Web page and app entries
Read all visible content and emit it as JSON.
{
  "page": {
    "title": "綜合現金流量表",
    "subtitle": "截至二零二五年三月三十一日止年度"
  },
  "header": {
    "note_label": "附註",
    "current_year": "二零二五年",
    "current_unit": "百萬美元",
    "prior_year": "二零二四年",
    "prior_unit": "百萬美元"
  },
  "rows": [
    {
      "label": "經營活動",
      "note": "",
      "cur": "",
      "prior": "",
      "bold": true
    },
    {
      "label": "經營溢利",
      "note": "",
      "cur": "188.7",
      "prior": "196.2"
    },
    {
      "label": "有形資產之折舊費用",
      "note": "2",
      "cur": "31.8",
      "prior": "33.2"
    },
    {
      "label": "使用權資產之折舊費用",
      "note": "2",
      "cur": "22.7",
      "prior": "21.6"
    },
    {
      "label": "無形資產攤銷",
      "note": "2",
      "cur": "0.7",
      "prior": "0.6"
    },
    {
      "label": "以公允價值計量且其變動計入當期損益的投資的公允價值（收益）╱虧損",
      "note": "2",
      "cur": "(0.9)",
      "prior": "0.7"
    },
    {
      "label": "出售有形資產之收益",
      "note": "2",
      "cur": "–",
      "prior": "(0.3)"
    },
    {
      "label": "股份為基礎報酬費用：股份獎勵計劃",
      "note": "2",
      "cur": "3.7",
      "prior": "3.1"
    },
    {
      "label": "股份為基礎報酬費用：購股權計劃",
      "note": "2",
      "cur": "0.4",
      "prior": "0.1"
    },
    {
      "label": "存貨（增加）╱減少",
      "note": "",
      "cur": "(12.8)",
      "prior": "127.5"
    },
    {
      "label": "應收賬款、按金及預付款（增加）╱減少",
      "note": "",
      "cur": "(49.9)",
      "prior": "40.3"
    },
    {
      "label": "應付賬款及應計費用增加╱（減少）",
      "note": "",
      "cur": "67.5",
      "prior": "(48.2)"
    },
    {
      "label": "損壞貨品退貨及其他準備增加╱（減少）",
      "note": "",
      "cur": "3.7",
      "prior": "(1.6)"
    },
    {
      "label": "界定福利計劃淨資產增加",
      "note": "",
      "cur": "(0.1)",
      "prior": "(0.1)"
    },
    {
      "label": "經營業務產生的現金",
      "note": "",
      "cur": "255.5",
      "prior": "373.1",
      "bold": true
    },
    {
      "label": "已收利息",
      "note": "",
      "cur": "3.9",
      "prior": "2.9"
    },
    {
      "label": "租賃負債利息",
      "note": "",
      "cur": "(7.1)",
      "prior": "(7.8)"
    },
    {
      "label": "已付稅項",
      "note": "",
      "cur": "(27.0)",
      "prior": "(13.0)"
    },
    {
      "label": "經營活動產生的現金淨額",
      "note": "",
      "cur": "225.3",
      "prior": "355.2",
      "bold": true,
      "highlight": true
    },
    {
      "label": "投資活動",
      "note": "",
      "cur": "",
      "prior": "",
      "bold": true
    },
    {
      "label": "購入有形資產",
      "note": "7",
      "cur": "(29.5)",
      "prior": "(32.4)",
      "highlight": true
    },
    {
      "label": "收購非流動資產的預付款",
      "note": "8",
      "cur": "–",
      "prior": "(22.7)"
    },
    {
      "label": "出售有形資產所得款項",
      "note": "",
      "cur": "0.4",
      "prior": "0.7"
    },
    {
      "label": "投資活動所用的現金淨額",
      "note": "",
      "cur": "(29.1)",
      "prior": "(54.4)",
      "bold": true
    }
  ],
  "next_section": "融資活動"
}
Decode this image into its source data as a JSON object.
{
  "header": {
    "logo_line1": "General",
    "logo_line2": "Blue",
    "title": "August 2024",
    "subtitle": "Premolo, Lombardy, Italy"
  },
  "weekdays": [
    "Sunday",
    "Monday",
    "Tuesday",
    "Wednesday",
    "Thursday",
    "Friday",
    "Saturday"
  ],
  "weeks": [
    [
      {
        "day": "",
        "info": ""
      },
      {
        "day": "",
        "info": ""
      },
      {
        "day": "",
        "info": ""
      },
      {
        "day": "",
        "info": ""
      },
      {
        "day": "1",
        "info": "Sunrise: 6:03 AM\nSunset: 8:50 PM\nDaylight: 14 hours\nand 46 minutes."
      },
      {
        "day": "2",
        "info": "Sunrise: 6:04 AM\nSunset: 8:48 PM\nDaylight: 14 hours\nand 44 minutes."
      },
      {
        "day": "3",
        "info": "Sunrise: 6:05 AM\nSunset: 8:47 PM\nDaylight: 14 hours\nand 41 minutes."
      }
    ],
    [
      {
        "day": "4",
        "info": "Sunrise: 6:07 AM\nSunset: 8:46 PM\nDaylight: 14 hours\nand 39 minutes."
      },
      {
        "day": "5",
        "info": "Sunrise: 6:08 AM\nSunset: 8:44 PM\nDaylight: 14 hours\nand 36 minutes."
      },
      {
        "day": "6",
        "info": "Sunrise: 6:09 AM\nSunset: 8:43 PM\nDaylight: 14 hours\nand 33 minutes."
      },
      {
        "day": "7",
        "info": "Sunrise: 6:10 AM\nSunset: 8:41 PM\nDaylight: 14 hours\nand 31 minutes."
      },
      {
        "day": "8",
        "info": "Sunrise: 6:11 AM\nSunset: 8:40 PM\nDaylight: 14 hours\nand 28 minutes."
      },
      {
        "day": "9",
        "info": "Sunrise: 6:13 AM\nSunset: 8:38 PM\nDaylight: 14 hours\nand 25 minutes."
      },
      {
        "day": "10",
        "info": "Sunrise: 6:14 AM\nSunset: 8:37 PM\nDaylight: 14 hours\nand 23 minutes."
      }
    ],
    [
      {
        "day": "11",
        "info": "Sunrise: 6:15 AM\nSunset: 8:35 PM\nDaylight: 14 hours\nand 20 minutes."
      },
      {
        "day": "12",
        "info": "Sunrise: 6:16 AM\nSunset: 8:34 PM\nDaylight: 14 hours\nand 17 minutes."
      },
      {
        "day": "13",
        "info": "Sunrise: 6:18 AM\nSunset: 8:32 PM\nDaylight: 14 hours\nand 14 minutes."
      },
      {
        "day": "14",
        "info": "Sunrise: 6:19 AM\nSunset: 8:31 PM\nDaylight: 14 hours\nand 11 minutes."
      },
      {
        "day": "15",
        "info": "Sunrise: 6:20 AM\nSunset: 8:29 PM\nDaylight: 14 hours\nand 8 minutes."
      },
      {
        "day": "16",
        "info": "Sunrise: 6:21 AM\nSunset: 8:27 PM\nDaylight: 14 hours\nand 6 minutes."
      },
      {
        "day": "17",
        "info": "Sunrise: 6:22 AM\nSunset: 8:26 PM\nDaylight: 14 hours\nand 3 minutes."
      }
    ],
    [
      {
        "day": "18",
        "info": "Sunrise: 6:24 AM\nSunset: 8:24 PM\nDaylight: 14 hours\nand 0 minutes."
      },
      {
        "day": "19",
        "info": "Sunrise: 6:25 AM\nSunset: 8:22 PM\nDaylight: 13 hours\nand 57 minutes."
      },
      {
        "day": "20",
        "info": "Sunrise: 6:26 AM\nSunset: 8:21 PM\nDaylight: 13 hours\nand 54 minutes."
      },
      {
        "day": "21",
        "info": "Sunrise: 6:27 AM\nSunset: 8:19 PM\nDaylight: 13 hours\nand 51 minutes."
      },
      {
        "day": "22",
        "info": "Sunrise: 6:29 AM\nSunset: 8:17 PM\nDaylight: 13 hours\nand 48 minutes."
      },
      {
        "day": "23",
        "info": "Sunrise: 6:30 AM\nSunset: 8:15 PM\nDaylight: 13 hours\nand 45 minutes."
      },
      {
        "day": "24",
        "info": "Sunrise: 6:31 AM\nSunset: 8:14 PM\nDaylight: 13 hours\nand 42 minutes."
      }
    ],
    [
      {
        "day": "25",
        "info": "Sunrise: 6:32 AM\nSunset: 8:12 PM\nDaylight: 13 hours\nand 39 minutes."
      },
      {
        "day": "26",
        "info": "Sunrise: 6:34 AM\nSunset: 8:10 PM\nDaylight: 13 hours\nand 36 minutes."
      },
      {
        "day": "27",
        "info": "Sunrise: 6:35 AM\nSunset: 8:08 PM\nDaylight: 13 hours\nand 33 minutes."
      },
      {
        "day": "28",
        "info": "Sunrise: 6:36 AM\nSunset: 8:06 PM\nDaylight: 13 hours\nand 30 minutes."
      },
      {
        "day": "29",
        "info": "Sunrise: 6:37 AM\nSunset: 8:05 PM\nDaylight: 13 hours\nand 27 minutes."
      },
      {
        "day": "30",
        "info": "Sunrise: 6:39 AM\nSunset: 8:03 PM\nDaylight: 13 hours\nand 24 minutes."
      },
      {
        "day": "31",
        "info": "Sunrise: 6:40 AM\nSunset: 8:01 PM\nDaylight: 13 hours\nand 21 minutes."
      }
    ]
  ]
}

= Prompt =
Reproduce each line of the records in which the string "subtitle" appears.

= Answer to this exercise =
    "subtitle": "截至二零二五年三月三十一日止年度"
    "subtitle": "Premolo, Lombardy, Italy"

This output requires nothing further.